There were widely circulated messages making the rounds on whatsapp platform that Chase Bank, which has been put under receivership by the CBK, was in trouble.
‘‘Chase Bank Limited experienced liquidity difficulties, following inaccurate social media reports and the stepping down two of its directors. Consequently, it was not able to meet its financial obligations on April 6, 2016,’‘ a statement from the CBK said.
Kenya’s Central Bank on Thursday placed Chase Bank, one of the country’s small lenders, into receivership after it misreported its loans and suffered a deposit run.
It is the latest move by the new regulator to clean up the sector in east Africa’s largest economy.
Chase Bank thus becomes the third bank the Central Bank of Kenya has taken over since Patrick Njoroge became governor last July.
The governor said all 62 of Chase’s branches would be closed until new management is put in place.
Kenya has 42 banks and analysts say about another dozen smaller lenders are at risk as depositors move their assets to larger institutions. Njoroge has said he would welcome consolidation in the sector but would not impose it.
On Wednesday the chairman and managing director “stepped aside” after it reported a Ks686m ($6.8m) loss in 2015 compared to a Ks2.4bn profit the previous year. It also restated its results that showed loans to employees and directors totalled Ks13.6bn, up from Ks3.2bn it had reported a week earlier.
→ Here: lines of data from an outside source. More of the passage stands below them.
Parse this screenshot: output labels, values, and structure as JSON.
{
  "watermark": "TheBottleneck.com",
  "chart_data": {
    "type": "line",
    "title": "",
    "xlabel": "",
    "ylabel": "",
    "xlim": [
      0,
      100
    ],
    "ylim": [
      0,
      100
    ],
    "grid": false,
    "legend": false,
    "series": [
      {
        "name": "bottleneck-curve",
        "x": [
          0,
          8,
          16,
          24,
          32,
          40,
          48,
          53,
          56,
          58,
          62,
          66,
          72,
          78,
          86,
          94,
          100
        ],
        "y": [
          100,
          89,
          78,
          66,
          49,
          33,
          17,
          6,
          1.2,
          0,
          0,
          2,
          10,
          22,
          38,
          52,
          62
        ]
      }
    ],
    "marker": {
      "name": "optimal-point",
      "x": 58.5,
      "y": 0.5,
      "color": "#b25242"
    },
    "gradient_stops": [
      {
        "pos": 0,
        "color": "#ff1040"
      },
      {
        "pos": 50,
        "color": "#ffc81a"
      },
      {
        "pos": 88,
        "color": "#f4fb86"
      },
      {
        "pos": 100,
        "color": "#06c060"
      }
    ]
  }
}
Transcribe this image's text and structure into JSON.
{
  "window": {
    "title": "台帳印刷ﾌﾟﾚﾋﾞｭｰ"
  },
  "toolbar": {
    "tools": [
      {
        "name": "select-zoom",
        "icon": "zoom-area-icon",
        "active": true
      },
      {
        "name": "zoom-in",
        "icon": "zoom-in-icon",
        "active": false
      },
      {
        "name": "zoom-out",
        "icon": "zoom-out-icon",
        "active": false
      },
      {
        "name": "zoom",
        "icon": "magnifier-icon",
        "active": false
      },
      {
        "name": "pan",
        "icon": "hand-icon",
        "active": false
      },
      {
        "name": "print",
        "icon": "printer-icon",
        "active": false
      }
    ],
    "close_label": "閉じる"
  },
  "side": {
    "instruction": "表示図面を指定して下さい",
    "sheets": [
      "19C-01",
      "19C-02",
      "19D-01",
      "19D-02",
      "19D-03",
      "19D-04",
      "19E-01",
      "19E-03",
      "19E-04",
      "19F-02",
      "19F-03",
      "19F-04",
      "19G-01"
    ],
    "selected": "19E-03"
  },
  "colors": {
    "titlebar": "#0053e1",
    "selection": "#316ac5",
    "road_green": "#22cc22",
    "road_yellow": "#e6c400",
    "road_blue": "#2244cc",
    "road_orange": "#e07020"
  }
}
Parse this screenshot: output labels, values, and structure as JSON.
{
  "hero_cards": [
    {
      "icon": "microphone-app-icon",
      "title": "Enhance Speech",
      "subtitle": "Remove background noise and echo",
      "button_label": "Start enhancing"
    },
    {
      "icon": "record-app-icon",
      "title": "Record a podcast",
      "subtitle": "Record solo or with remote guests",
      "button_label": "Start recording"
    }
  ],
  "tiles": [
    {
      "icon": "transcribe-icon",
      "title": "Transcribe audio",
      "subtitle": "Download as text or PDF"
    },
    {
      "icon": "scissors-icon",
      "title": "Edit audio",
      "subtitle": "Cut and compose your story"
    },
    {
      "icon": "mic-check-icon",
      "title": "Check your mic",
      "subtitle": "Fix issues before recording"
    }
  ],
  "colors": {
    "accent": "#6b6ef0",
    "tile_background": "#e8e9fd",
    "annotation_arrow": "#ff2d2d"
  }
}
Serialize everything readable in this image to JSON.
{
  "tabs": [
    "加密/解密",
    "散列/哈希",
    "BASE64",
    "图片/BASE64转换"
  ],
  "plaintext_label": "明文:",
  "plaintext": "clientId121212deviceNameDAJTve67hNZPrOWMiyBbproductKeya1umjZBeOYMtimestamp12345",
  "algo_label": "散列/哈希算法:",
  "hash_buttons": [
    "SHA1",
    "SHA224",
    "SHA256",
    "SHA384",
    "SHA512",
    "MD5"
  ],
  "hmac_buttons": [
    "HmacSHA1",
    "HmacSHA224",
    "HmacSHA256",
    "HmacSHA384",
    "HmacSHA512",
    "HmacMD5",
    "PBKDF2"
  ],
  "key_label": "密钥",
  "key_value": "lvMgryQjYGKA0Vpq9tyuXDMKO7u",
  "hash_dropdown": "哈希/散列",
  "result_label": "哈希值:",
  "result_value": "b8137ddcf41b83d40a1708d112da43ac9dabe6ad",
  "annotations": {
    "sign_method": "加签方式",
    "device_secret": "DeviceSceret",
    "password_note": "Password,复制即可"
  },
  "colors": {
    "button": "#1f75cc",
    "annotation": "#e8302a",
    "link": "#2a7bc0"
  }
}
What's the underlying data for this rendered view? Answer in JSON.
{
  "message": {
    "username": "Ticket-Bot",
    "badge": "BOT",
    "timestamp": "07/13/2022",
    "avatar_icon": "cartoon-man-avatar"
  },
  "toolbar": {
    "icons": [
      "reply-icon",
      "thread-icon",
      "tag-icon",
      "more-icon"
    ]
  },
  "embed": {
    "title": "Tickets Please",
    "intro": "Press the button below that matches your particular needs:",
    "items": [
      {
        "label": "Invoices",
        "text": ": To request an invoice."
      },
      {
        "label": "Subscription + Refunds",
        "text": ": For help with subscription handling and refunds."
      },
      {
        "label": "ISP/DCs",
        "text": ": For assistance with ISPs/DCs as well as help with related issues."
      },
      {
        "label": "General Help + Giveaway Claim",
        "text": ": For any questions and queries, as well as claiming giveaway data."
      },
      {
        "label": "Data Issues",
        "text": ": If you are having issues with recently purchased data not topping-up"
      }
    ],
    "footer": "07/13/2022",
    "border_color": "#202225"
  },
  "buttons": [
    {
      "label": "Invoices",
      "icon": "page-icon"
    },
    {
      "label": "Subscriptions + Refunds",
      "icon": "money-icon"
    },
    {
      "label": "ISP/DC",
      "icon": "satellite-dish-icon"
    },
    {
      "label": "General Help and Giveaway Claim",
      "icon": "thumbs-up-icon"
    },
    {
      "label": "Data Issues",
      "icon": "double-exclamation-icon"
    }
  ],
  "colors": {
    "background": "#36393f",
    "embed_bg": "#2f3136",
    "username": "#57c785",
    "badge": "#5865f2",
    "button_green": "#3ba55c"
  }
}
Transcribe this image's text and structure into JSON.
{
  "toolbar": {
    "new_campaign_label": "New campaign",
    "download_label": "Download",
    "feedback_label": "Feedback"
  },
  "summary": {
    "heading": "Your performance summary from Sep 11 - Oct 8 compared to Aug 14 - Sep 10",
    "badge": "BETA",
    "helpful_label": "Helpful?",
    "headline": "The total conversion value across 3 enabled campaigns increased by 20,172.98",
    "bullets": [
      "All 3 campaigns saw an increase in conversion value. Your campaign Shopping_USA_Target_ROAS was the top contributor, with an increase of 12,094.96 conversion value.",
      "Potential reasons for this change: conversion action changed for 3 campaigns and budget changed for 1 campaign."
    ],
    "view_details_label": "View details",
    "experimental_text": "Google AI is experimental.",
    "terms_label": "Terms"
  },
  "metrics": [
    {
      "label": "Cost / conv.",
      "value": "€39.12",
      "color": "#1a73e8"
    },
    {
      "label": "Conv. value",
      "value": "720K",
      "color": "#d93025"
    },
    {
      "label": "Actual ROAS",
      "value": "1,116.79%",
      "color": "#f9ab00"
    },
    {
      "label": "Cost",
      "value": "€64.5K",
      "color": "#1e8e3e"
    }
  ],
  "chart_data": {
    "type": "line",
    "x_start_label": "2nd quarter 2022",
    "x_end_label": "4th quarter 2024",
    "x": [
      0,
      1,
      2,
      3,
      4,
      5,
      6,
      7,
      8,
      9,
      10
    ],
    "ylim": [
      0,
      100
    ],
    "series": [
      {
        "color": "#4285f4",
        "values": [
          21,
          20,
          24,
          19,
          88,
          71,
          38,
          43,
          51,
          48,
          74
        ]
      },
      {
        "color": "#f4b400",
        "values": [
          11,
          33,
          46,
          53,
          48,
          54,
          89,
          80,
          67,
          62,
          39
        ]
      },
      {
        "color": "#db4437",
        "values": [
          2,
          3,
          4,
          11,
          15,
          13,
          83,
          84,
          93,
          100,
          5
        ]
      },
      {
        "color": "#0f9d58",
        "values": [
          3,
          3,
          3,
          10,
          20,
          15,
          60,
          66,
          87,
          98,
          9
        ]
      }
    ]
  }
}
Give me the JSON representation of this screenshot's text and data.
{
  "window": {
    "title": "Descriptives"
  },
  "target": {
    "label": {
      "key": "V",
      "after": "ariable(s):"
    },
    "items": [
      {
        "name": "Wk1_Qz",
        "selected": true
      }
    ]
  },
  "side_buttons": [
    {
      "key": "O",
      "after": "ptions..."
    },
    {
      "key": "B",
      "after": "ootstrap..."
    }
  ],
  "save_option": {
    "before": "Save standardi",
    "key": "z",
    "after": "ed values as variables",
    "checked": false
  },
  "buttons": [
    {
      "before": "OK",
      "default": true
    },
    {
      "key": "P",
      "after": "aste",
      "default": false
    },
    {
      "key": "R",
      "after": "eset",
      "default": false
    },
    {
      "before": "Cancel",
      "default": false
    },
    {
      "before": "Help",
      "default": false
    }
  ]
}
Dubai Bank of Kenya was liquidated in August and Imperial Bank was put into receivership in October. The National Bank of Kenya last month sent home Munir Ahmed, its chief executive, and five senior managers pending an internal audit.